The transition to ICD-10 is one of the biggest changes to healthcare which will ensure greater specificity and accurate health trends’ tracking. Without doubt, this transition will be difficult. During the changeover, a drop in productivity by 30% to 60% is expected. The duration of this productivity drop depends on your practice’s size, how trained your coders are, denial management techniques and contingency measures to overcome cash flow disruptions.
Financial Costs of the ICD-10 Conversion
The financial costs of ICD-10 conversion close in at $83,000 for a practice consisting of 2 physicians according to a 2008 study. A greater sum of the costs is due to increased documentation expenditure. 25% of the cost of ICD-10 disruptions is because of cash flow disruptions.
Why Documenting and Coding Will Take More Time
Most of the alterations that ICD-10 brings are about code organization, composition, detail level and structure. The new jargon is to be used for all documentation and also supports medical necessity and diagnosis reporting. Failing to do so will cause a spike in the claim rejections.

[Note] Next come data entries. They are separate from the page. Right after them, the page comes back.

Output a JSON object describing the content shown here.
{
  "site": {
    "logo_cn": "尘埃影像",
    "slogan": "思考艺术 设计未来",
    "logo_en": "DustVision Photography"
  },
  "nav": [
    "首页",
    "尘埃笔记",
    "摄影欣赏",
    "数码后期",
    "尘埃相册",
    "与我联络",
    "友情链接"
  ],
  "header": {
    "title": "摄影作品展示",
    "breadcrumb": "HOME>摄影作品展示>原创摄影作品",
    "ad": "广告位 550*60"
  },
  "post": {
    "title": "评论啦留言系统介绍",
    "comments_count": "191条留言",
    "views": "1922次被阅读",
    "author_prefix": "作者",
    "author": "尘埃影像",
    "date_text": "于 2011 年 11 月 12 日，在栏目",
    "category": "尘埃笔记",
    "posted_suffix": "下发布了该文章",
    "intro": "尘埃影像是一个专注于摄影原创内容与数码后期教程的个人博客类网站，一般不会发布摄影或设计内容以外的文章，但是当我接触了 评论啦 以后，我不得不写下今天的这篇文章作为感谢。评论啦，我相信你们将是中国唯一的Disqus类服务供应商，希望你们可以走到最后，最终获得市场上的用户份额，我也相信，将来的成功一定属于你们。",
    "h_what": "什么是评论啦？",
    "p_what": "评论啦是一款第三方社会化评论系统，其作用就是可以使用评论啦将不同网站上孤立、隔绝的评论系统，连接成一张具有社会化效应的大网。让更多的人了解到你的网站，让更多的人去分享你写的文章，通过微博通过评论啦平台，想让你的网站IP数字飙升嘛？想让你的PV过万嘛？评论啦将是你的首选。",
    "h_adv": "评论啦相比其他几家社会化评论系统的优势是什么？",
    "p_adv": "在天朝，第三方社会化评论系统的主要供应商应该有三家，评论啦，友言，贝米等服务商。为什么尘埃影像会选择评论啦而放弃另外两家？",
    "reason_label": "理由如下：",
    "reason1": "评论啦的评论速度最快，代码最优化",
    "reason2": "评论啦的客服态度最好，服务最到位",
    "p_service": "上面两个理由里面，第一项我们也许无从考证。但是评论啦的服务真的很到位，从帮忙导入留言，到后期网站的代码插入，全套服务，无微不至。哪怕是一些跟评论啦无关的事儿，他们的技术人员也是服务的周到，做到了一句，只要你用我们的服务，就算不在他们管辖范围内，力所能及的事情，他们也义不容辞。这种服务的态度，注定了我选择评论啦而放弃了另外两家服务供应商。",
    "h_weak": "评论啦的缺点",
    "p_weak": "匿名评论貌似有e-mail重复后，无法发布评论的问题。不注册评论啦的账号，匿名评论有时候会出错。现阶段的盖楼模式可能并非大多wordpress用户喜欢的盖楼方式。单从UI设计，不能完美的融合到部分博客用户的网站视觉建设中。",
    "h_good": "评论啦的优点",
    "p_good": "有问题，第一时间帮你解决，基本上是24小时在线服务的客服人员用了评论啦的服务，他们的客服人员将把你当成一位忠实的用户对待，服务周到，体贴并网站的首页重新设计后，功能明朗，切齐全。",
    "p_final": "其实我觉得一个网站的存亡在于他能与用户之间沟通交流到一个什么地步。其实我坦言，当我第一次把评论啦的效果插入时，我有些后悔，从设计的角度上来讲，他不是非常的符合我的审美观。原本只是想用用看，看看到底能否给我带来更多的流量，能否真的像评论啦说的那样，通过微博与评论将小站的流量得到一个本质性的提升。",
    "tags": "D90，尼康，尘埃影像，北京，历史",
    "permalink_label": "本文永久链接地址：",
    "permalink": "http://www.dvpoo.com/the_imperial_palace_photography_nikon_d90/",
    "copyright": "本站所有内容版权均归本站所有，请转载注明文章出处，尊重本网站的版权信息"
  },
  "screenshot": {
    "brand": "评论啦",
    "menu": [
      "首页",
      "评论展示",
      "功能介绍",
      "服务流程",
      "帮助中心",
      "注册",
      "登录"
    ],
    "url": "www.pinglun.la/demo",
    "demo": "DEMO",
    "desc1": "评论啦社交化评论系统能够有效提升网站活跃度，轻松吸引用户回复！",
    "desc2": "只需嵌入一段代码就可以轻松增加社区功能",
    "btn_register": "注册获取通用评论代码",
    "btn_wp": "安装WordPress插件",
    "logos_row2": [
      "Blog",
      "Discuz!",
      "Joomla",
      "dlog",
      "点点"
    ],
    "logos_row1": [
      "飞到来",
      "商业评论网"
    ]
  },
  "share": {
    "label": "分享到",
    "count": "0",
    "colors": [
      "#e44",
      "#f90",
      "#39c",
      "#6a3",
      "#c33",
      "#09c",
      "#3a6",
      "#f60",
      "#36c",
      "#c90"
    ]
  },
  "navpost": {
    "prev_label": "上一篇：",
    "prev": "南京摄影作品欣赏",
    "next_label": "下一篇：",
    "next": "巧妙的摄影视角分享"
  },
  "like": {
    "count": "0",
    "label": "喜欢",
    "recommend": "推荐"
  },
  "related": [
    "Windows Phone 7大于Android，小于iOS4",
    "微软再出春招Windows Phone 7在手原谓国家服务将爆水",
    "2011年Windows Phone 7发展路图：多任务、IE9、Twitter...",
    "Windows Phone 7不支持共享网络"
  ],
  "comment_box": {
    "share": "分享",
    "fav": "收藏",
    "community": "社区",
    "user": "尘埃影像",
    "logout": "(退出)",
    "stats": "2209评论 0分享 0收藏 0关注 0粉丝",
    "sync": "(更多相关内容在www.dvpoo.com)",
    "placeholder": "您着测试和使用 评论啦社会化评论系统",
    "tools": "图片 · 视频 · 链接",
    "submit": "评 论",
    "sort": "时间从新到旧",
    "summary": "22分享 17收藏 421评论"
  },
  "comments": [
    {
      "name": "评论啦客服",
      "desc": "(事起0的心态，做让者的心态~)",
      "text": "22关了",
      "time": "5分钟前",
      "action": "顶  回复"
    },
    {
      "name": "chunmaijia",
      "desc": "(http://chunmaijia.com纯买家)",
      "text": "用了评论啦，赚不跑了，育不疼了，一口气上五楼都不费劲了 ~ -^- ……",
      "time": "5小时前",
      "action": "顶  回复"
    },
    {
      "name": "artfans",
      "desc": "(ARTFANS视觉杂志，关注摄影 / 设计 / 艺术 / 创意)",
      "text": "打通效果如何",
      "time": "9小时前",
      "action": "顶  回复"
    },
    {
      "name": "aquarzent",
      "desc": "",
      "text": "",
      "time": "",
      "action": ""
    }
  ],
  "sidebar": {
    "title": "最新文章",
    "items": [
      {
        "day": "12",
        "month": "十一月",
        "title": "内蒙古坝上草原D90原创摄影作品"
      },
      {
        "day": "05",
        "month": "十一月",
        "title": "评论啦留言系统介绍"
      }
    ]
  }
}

Canada’s Dip in Productivity Following ICD-10 Transition
We can learn from Canada’s transition to ICD-10. Productivity dropped before, during and after the transition and took six months on average to regain stability. The drop in productivity is attributable to slower claim processing, training time, inquiries from coders and questions regarding medical billing from payers.
Its important point to note here is that Canada does not use coding for compensations which essentially means that ICD-10 in the United States is more intricate.
Possible Cash Flow Issues after ICD-10 Implementation
Practices that have done almost everything to prevent a drop in productivity can also expect a stoppage in medical billing. A delay of 10 days in Accounts Receivable is inevitable during the transition. Failing to take pre-emptive measures can cause a decrease in cash reserves fast.
Productivity loss can be minimized greatly by adopting training and practice time for the medical billing staff. There is no use denying that cash flow problems will be eliminated altogether. It is also advisable to prepare credit or cash reserves to lessen the impact of the ICD-10 transition on the revenue management cycle.